→ **Data in this exercise**:
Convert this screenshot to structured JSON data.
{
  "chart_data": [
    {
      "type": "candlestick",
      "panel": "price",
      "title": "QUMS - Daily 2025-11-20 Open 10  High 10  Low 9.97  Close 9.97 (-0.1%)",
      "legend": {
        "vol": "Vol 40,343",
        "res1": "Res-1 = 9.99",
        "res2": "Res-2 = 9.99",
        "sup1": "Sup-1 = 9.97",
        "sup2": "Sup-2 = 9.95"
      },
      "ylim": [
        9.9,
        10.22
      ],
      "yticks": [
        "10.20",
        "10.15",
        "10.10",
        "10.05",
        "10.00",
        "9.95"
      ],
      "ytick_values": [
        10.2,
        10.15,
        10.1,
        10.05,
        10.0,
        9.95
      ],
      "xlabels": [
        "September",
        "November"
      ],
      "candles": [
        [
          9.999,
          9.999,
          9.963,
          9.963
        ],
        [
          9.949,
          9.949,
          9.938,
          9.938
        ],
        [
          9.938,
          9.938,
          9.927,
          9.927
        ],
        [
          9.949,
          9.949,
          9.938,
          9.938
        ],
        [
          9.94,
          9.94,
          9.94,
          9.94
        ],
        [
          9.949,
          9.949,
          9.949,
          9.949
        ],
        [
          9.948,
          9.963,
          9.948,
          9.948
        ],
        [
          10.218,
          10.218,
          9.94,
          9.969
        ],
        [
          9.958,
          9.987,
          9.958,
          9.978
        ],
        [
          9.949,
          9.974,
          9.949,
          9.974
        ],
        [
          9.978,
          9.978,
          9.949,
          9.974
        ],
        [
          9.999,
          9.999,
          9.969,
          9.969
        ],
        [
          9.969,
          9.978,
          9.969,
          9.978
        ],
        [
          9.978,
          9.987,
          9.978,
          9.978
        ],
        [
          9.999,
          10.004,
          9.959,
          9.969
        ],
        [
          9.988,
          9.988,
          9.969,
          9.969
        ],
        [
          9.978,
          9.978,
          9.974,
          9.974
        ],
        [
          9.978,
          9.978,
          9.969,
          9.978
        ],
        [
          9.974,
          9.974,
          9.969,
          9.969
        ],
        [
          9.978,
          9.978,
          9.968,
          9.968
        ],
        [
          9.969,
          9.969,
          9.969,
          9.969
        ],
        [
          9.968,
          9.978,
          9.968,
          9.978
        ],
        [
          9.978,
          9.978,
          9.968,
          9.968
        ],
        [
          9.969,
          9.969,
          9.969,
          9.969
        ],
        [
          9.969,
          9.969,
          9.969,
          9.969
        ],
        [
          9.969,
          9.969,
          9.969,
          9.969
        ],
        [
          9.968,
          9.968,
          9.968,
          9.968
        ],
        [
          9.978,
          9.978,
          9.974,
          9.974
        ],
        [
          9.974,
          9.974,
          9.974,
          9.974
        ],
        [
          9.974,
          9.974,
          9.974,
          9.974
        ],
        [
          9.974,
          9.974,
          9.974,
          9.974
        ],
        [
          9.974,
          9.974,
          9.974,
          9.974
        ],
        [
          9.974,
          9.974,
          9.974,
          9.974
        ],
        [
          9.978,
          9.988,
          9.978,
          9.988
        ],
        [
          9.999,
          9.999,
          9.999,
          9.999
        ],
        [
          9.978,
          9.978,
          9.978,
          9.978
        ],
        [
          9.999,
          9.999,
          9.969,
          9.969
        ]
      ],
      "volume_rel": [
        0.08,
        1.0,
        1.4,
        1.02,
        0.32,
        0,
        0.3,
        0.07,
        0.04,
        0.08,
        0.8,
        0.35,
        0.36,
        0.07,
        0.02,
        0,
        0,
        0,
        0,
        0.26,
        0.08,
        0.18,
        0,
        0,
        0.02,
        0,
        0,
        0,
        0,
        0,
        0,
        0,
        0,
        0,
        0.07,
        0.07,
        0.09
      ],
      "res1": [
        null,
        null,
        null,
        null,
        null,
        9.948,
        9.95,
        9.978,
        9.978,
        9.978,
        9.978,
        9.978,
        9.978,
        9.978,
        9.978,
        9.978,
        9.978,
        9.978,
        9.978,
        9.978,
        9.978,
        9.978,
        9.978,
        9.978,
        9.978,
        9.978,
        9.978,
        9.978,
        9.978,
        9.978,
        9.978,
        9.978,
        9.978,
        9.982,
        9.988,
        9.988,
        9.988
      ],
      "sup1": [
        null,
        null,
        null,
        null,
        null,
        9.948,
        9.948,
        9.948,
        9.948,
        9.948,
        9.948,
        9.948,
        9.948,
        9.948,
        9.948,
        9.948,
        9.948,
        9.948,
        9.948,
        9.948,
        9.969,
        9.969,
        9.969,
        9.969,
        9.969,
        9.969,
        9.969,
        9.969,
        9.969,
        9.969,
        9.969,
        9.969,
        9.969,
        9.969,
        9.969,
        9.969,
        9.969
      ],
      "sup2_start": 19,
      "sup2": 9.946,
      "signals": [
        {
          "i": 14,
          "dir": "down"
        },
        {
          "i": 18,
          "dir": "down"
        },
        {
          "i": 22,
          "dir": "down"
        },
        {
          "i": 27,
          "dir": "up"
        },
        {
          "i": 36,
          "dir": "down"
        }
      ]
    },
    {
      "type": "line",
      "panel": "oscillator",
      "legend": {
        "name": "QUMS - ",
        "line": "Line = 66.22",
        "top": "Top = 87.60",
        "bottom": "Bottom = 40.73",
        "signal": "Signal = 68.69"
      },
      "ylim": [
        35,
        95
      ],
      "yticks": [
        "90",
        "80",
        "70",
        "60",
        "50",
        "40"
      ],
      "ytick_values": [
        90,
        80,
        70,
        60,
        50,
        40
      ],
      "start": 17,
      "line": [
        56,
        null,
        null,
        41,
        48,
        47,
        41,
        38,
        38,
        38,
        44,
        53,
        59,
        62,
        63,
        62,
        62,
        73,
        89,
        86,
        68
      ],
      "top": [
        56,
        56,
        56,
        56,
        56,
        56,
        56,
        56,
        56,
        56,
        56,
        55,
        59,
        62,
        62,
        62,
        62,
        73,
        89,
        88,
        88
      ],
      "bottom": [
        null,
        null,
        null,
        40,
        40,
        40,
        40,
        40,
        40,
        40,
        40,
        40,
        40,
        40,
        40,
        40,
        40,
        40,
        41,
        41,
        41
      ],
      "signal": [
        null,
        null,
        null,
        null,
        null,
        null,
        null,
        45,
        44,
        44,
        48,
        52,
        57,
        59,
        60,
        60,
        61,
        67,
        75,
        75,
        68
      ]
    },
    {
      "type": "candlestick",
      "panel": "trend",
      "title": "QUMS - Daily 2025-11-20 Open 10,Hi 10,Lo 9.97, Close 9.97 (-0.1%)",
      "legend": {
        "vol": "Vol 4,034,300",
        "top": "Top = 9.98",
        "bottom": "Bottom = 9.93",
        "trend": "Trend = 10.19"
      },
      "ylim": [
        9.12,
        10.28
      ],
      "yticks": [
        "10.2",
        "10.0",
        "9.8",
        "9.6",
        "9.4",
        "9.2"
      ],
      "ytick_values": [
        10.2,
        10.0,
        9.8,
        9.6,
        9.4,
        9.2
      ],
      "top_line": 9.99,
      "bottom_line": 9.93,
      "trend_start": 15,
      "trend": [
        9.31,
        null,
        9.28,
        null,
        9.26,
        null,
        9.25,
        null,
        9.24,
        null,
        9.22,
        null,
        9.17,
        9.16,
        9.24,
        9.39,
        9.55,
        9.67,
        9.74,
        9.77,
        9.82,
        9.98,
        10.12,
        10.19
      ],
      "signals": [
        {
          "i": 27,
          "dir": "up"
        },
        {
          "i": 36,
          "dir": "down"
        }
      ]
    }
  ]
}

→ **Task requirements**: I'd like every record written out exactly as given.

→ **Response**:
Convert this screenshot to structured JSON data.
{
  "chart_data": [
    {
      "type": "candlestick",
      "panel": "price",
      "title": "QUMS - Daily 2025-11-20 Open 10  High 10  Low 9.97  Close 9.97 (-0.1%)",
      "legend": {
        "vol": "Vol 40,343",
        "res1": "Res-1 = 9.99",
        "res2": "Res-2 = 9.99",
        "sup1": "Sup-1 = 9.97",
        "sup2": "Sup-2 = 9.95"
      },
      "ylim": [
        9.9,
        10.22
      ],
      "yticks": [
        "10.20",
        "10.15",
        "10.10",
        "10.05",
        "10.00",
        "9.95"
      ],
      "ytick_values": [
        10.2,
        10.15,
        10.1,
        10.05,
        10.0,
        9.95
      ],
      "xlabels": [
        "September",
        "November"
      ],
      "candles": [
        [
          9.999,
          9.999,
          9.963,
          9.963
        ],
        [
          9.949,
          9.949,
          9.938,
          9.938
        ],
        [
          9.938,
          9.938,
          9.927,
          9.927
        ],
        [
          9.949,
          9.949,
          9.938,
          9.938
        ],
        [
          9.94,
          9.94,
          9.94,
          9.94
        ],
        [
          9.949,
          9.949,
          9.949,
          9.949
        ],
        [
          9.948,
          9.963,
          9.948,
          9.948
        ],
        [
          10.218,
          10.218,
          9.94,
          9.969
        ],
        [
          9.958,
          9.987,
          9.958,
          9.978
        ],
        [
          9.949,
          9.974,
          9.949,
          9.974
        ],
        [
          9.978,
          9.978,
          9.949,
          9.974
        ],
        [
          9.999,
          9.999,
          9.969,
          9.969
        ],
        [
          9.969,
          9.978,
          9.969,
          9.978
        ],
        [
          9.978,
          9.987,
          9.978,
          9.978
        ],
        [
          9.999,
          10.004,
          9.959,
          9.969
        ],
        [
          9.988,
          9.988,
          9.969,
          9.969
        ],
        [
          9.978,
          9.978,
          9.974,
          9.974
        ],
        [
          9.978,
          9.978,
          9.969,
          9.978
        ],
        [
          9.974,
          9.974,
          9.969,
          9.969
        ],
        [
          9.978,
          9.978,
          9.968,
          9.968
        ],
        [
          9.969,
          9.969,
          9.969,
          9.969
        ],
        [
          9.968,
          9.978,
          9.968,
          9.978
        ],
        [
          9.978,
          9.978,
          9.968,
          9.968
        ],
        [
          9.969,
          9.969,
          9.969,
          9.969
        ],
        [
          9.969,
          9.969,
          9.969,
          9.969
        ],
        [
          9.969,
          9.969,
          9.969,
          9.969
        ],
        [
          9.968,
          9.968,
          9.968,
          9.968
        ],
        [
          9.978,
          9.978,
          9.974,
          9.974
        ],
        [
          9.974,
          9.974,
          9.974,
          9.974
        ],
        [
          9.974,
          9.974,
          9.974,
          9.974
        ],
        [
          9.974,
          9.974,
          9.974,
          9.974
        ],
        [
          9.974,
          9.974,
          9.974,
          9.974
        ],
        [
          9.974,
          9.974,
          9.974,
          9.974
        ],
        [
          9.978,
          9.988,
          9.978,
          9.988
        ],
        [
          9.999,
          9.999,
          9.999,
          9.999
        ],
        [
          9.978,
          9.978,
          9.978,
          9.978
        ],
        [
          9.999,
          9.999,
          9.969,
          9.969
        ]
      ],
      "volume_rel": [
        0.08,
        1.0,
        1.4,
        1.02,
        0.32,
        0,
        0.3,
        0.07,
        0.04,
        0.08,
        0.8,
        0.35,
        0.36,
        0.07,
        0.02,
        0,
        0,
        0,
        0,
        0.26,
        0.08,
        0.18,
        0,
        0,
        0.02,
        0,
        0,
        0,
        0,
        0,
        0,
        0,
        0,
        0,
        0.07,
        0.07,
        0.09
      ],
      "res1": [
        null,
        null,
        null,
        null,
        null,
        9.948,
        9.95,
        9.978,
        9.978,
        9.978,
        9.978,
        9.978,
        9.978,
        9.978,
        9.978,
        9.978,
        9.978,
        9.978,
        9.978,
        9.978,
        9.978,
        9.978,
        9.978,
        9.978,
        9.978,
        9.978,
        9.978,
        9.978,
        9.978,
        9.978,
        9.978,
        9.978,
        9.978,
        9.982,
        9.988,
        9.988,
        9.988
      ],
      "sup1": [
        null,
        null,
        null,
        null,
        null,
        9.948,
        9.948,
        9.948,
        9.948,
        9.948,
        9.948,
        9.948,
        9.948,
        9.948,
        9.948,
        9.948,
        9.948,
        9.948,
        9.948,
        9.948,
        9.969,
        9.969,
        9.969,
        9.969,
        9.969,
        9.969,
        9.969,
        9.969,
        9.969,
        9.969,
        9.969,
        9.969,
        9.969,
        9.969,
        9.969,
        9.969,
        9.969
      ],
      "sup2_start": 19,
      "sup2": 9.946,
      "signals": [
        {
          "i": 14,
          "dir": "down"
        },
        {
          "i": 18,
          "dir": "down"
        },
        {
          "i": 22,
          "dir": "down"
        },
        {
          "i": 27,
          "dir": "up"
        },
        {
          "i": 36,
          "dir": "down"
        }
      ]
    },
    {
      "type": "line",
      "panel": "oscillator",
      "legend": {
        "name": "QUMS - ",
        "line": "Line = 66.22",
        "top": "Top = 87.60",
        "bottom": "Bottom = 40.73",
        "signal": "Signal = 68.69"
      },
      "ylim": [
        35,
        95
      ],
      "yticks": [
        "90",
        "80",
        "70",
        "60",
        "50",
        "40"
      ],
      "ytick_values": [
        90,
        80,
        70,
        60,
        50,
        40
      ],
      "start": 17,
      "line": [
        56,
        null,
        null,
        41,
        48,
        47,
        41,
        38,
        38,
        38,
        44,
        53,
        59,
        62,
        63,
        62,
        62,
        73,
        89,
        86,
        68
      ],
      "top": [
        56,
        56,
        56,
        56,
        56,
        56,
        56,
        56,
        56,
        56,
        56,
        55,
        59,
        62,
        62,
        62,
        62,
        73,
        89,
        88,
        88
      ],
      "bottom": [
        null,
        null,
        null,
        40,
        40,
        40,
        40,
        40,
        40,
        40,
        40,
        40,
        40,
        40,
        40,
        40,
        40,
        40,
        41,
        41,
        41
      ],
      "signal": [
        null,
        null,
        null,
        null,
        null,
        null,
        null,
        45,
        44,
        44,
        48,
        52,
        57,
        59,
        60,
        60,
        61,
        67,
        75,
        75,
        68
      ]
    },
    {
      "type": "candlestick",
      "panel": "trend",
      "title": "QUMS - Daily 2025-11-20 Open 10,Hi 10,Lo 9.97, Close 9.97 (-0.1%)",
      "legend": {
        "vol": "Vol 4,034,300",
        "top": "Top = 9.98",
        "bottom": "Bottom = 9.93",
        "trend": "Trend = 10.19"
      },
      "ylim": [
        9.12,
        10.28
      ],
      "yticks": [
        "10.2",
        "10.0",
        "9.8",
        "9.6",
        "9.4",
        "9.2"
      ],
      "ytick_values": [
        10.2,
        10.0,
        9.8,
        9.6,
        9.4,
        9.2
      ],
      "top_line": 9.99,
      "bottom_line": 9.93,
      "trend_start": 15,
      "trend": [
        9.31,
        null,
        9.28,
        null,
        9.26,
        null,
        9.25,
        null,
        9.24,
        null,
        9.22,
        null,
        9.17,
        9.16,
        9.24,
        9.39,
        9.55,
        9.67,
        9.74,
        9.77,
        9.82,
        9.98,
        10.12,
        10.19
      ],
      "signals": [
        {
          "i": 27,
          "dir": "up"
        },
        {
          "i": 36,
          "dir": "down"
        }
      ]
    }
  ]
}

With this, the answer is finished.